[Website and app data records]
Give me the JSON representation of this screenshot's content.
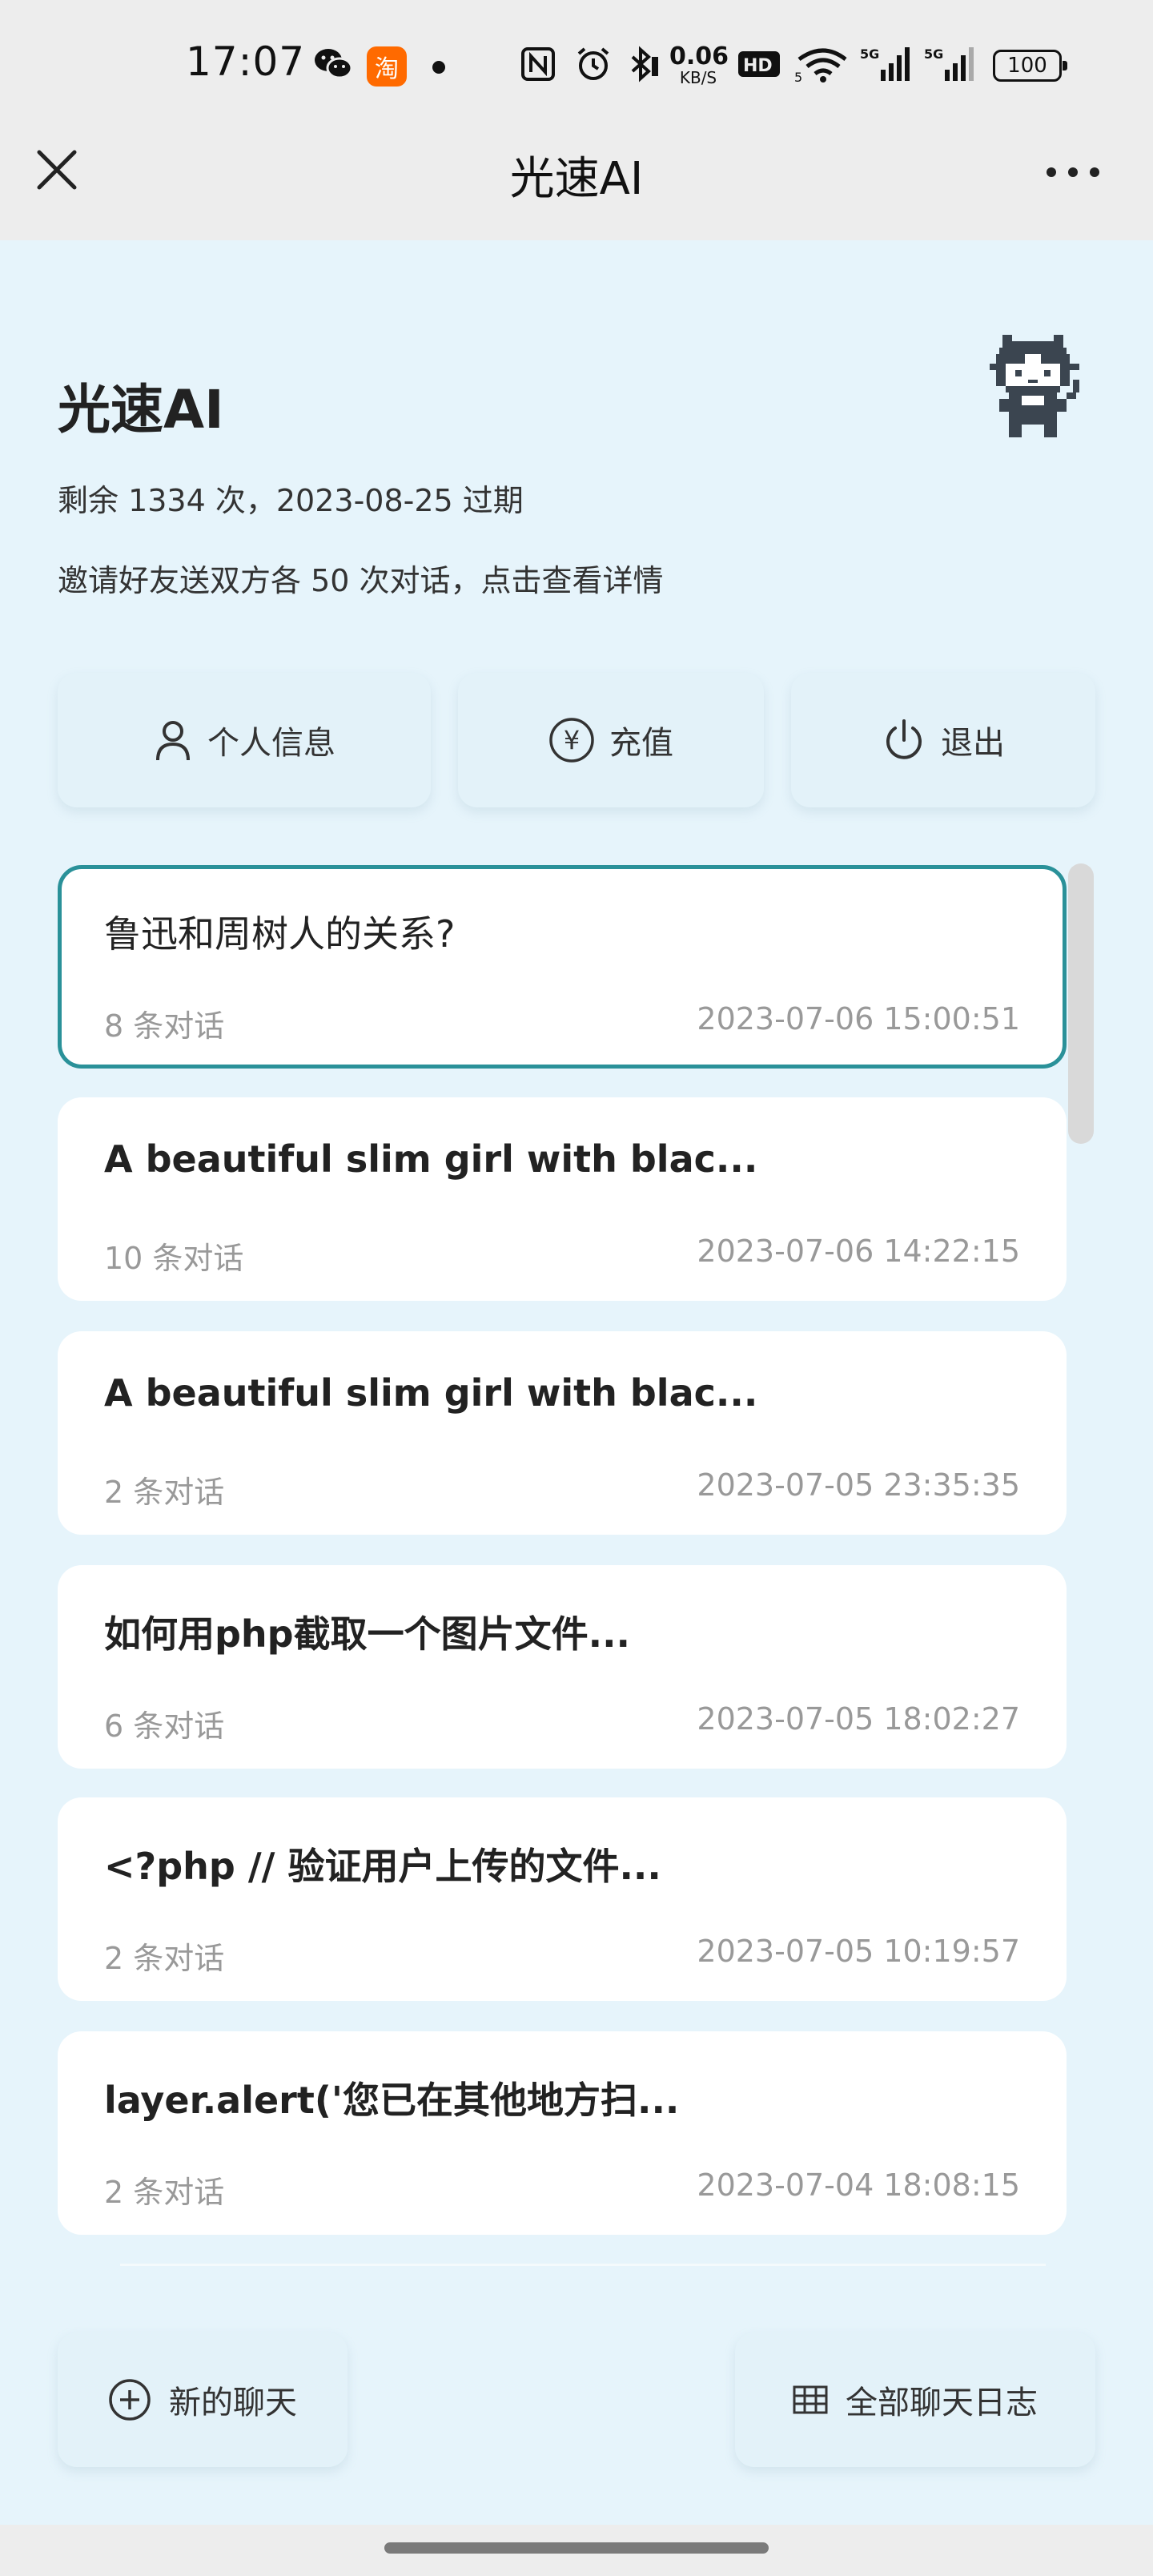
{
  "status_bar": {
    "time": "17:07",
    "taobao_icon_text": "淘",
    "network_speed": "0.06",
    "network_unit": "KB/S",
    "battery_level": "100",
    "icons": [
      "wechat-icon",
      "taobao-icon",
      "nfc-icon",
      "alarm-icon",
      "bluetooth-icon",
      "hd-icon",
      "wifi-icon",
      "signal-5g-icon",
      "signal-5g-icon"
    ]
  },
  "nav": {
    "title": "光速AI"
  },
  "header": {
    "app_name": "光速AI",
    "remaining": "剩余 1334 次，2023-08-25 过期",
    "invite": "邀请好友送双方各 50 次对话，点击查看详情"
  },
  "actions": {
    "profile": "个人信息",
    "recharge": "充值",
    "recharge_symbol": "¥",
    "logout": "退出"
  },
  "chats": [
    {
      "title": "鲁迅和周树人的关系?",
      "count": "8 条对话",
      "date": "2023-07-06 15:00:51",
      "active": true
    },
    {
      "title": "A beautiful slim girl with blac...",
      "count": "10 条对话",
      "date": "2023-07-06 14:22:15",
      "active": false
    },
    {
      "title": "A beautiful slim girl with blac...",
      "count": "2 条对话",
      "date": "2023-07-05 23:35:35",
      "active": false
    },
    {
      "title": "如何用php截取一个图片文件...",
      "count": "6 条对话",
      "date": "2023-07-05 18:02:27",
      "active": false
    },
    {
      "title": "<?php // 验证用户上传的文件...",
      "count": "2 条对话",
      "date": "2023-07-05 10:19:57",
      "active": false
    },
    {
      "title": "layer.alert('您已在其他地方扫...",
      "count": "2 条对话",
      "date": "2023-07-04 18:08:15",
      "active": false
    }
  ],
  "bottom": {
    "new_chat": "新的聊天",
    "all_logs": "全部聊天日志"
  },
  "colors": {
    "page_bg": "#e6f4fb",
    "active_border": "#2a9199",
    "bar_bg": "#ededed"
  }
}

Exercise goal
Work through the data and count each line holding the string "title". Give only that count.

Your response
7